After attending 20 ALA Annual Conferences (Dallas, New Orleans, Atlanta, NYC, shaky LA, Chicago...) as a rank-and-file librarian, I arrived in Anaheim late last month as a first-time exhibitor. It was an interesting experience, to put it mildly. I opted to start with a regular 10 x 10 booth exhibit, rather than a table. Because it was all new to me, I had to learn about costs, conference service providers, and generally how not to make a fool of myself. I think I succeeded, but I have my doubts.
I ordered a single Internet line into my booth, which cost me more than I ever have paid in a year for a DSL connection (from AT&T, no less) or my current satellite Internet connection from Wild Blue. That's right--for three and a half days (28 hours, really) of Internet connectivity in my booth, I paid more than my usual annual cost of a good Internet connection at my home-based business. The connection worked quite well, I have to admit. I was able to demo the online stuff I was vending (I won't mention the names of the products...this isn't an infomercial), check my email during the "trances in the blast," and even upload some video files. There was a general problem with the Internet connection in the exhibit halls during the first half hour that the exhibits were open on the third or fourth day (I forget which), but the folks from Smart City quickly fixed it.
Everything about exhibiting at a major conference like this was surprisingly expensive. The two chairs that I rented for 3 and a half days could have been purchased in the Midwest for less. Maybe next time I'll bring my own portable lawn chairs, but then the airline will charge me for excessive baggage.
People warned me about the rigors of exhibiting at ALA. They said my feet and legs would become sore. I mentally scoffed. The training webinar for exhibitors, which was very informative, cautioned against the negative impact of sitting in a booth. To be open to interacting with people walking by your booth, you need to be standing. Because I operate a one-person company (and one dog, if we count Max), I planned to be a solo exhibitor, which meant I was going to be standing there most of those 28 hours. Well, my feet and legs became extremely sore. On the final morning of the exhibits I would "sneak a sit" during the lulls in the traffic.
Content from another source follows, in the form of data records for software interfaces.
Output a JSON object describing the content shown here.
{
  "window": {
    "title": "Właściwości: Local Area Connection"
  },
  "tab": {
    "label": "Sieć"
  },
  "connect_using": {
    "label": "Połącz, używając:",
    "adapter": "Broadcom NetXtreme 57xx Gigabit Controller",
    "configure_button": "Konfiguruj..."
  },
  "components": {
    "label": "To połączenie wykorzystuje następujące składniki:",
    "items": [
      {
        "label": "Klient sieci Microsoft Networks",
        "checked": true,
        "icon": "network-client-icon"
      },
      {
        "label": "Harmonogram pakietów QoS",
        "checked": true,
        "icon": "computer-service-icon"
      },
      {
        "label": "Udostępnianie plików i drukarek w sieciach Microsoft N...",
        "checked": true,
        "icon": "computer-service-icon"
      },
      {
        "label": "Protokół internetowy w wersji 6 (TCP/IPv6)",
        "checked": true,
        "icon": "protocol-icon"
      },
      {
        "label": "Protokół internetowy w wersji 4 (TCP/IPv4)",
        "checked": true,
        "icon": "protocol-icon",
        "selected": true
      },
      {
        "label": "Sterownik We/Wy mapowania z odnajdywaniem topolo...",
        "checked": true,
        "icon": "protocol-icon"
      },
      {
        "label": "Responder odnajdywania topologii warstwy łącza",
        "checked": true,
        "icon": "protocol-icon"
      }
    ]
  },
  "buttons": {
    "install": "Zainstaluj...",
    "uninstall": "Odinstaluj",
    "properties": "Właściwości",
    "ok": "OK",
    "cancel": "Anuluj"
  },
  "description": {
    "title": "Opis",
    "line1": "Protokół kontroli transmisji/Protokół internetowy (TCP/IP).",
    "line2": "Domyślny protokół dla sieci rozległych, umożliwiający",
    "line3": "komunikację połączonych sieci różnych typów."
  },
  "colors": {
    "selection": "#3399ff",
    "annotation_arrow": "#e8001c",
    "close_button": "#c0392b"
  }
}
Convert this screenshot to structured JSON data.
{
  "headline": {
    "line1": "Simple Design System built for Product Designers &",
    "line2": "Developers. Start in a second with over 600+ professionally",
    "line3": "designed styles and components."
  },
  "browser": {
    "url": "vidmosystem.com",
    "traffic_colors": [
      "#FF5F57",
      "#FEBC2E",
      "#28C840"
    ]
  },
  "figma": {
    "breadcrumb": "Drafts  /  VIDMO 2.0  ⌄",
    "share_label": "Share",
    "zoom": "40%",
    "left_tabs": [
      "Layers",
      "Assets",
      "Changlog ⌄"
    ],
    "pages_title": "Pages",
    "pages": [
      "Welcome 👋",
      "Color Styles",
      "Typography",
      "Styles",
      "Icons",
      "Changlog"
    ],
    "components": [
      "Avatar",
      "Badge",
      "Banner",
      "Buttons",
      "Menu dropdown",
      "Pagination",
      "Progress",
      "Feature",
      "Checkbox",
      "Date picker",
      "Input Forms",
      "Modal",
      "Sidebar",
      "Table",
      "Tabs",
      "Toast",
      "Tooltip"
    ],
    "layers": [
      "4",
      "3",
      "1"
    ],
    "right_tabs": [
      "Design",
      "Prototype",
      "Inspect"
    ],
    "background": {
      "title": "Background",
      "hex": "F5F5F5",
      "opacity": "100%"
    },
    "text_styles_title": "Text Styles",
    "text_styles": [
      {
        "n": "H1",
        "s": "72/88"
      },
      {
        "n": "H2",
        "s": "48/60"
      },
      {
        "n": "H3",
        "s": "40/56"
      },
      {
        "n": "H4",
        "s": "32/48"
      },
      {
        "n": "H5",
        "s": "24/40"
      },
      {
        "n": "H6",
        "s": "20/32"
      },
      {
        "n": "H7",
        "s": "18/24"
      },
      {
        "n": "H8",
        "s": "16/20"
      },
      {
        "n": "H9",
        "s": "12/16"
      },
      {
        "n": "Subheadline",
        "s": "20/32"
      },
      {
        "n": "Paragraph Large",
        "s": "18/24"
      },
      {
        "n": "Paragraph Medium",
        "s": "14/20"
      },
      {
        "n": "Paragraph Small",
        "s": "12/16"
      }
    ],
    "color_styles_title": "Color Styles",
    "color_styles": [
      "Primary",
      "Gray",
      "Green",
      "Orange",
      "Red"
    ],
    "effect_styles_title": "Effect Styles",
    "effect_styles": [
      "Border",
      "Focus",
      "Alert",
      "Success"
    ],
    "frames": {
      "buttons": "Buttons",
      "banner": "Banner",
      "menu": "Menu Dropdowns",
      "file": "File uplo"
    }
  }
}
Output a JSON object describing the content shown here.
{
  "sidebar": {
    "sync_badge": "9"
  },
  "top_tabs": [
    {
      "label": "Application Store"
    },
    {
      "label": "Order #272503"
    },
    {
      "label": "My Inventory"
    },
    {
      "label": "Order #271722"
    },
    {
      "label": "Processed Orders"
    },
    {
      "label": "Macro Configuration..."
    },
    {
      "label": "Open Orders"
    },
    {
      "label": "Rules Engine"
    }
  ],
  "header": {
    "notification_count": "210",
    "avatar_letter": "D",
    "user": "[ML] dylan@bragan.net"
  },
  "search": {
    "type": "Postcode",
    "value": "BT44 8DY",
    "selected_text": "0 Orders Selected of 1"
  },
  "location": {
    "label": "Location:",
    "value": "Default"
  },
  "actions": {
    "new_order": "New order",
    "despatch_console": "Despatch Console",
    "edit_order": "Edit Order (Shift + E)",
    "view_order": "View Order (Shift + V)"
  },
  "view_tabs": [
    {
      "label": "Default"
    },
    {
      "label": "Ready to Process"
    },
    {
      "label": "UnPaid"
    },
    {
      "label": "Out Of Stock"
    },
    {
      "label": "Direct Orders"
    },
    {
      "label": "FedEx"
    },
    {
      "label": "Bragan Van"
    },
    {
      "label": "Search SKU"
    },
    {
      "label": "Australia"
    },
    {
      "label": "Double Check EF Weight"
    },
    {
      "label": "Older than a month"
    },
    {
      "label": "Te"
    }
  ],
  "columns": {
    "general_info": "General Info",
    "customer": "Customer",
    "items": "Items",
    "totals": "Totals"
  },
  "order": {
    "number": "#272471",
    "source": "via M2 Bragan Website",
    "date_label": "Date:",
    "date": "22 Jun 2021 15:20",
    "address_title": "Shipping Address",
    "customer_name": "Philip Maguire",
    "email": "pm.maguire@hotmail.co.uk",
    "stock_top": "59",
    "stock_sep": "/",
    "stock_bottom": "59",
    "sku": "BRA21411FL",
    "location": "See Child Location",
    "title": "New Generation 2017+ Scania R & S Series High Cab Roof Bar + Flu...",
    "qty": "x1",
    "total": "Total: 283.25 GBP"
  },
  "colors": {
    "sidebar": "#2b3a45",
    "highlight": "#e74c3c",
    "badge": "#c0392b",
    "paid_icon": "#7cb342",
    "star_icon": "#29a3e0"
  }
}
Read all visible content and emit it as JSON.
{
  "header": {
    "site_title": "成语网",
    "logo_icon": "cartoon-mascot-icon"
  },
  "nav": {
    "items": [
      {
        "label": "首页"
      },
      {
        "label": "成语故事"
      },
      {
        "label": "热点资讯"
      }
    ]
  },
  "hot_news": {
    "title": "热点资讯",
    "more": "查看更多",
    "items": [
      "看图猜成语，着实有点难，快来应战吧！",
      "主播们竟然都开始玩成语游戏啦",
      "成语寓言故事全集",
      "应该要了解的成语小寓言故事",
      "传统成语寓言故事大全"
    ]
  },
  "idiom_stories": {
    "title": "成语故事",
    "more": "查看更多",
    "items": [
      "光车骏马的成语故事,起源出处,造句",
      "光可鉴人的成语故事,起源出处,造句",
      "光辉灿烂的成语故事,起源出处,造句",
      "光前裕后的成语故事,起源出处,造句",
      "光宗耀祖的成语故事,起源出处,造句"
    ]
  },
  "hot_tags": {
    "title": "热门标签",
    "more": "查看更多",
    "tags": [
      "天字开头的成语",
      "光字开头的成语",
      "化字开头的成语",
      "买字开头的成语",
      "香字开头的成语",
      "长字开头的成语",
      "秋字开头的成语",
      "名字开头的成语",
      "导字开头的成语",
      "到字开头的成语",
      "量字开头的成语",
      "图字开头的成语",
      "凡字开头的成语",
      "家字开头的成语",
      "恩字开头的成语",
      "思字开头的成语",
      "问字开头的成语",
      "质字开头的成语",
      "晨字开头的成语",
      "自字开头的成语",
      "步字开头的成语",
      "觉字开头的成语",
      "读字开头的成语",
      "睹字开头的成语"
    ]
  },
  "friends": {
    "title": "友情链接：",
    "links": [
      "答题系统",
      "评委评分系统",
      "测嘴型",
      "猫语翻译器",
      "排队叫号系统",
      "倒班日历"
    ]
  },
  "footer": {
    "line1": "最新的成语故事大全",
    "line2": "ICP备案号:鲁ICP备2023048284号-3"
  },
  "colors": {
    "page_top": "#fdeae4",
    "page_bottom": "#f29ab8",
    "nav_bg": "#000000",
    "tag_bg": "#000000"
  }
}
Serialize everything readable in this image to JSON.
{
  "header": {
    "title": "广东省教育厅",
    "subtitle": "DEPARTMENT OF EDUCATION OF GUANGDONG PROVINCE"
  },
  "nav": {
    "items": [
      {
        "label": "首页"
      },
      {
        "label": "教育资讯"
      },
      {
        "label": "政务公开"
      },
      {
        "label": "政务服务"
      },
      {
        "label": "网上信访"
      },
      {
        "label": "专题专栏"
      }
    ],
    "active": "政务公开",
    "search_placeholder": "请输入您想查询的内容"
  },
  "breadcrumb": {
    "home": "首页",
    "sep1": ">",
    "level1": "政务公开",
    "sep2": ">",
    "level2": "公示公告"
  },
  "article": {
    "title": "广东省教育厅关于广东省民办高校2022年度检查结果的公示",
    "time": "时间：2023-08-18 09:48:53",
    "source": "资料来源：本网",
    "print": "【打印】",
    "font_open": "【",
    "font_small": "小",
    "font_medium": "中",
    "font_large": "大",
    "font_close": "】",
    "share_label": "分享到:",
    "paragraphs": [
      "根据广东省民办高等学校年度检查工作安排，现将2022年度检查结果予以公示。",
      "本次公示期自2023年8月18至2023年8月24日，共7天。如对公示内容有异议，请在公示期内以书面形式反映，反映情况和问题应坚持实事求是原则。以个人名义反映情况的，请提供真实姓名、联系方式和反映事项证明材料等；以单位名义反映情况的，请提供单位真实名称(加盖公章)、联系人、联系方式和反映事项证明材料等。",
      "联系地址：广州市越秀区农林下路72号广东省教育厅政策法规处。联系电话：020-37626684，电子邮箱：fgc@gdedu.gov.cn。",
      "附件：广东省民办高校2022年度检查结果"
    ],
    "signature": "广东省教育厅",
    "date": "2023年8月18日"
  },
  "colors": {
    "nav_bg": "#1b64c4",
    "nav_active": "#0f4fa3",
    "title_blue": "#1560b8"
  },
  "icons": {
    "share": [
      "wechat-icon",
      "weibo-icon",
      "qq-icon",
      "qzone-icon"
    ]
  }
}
As an exhibitor, all I really wanted to do was talk to conference attendees about my products, and demo the products to them. The first hurdle to overcome is establishing eye contact. Many librarians in the exhibits seem to avoid looking at the exhibitors. As I stood there (on increasingly sore feet) thinking about this, it dawned on me that I did the same thing for 20 years as I made my way through the exhibit halls. My goal was to learn about new products, services, and trends, without really talking much to the exhitors, unless I initiated the conversation. Avoiding eye contact is a great way to avoid a conversation.
If you stand still in one place for a considerable period of time, you begin to notice things that you don't notice when you are moving. Maybe that's why sharks are so dumb. Lots of interesting people walk by over the course of a day. There were some fantastic outfits and hats. One woman walked by dressed as what I assumed was Little Bo Peep. She may have been on her way to some vendor gig. Anyway, she was a large-boned young woman, so, truth to tell, she was Big Bo Peep.
Speaking of big, Kareem Abdul Jabbar walked up and down our aisle several times on his way to and from signing copies of his new book. He didn't establish eye contact with me, either, although I think he had his own reasons, learned long ago during his playing days, for avoiding eye contact with his fans.
The strangest character I encountered, however, was a guy in a monkey suit who was helping promote the products at the IBISworld exhibit in the next aisle over. That suit must have been hot, because every hour or so the monkey guy need to be escorted to an outdoor area for some fresh air. One morning I spotted him alone and untended in the open-air food court, with his monkey head lifted just enough to let in some fresh air. I asked him if I could make a video interview of him with my Flip video camera. He replied (in a nice tone) that I would need to ask the manager of the IBISworld exhibit. So I did ask Harvey from IBISworld, who readily consented to an interview.
I captured the interview in two parts (three really, but consider this the director's cut) and uploaded Part 2 and Part 3 to YouTube. The next time I exhibit, I may hire Go Bananas to help out. With his monkey head on, there's no possibility of establishing eye contact.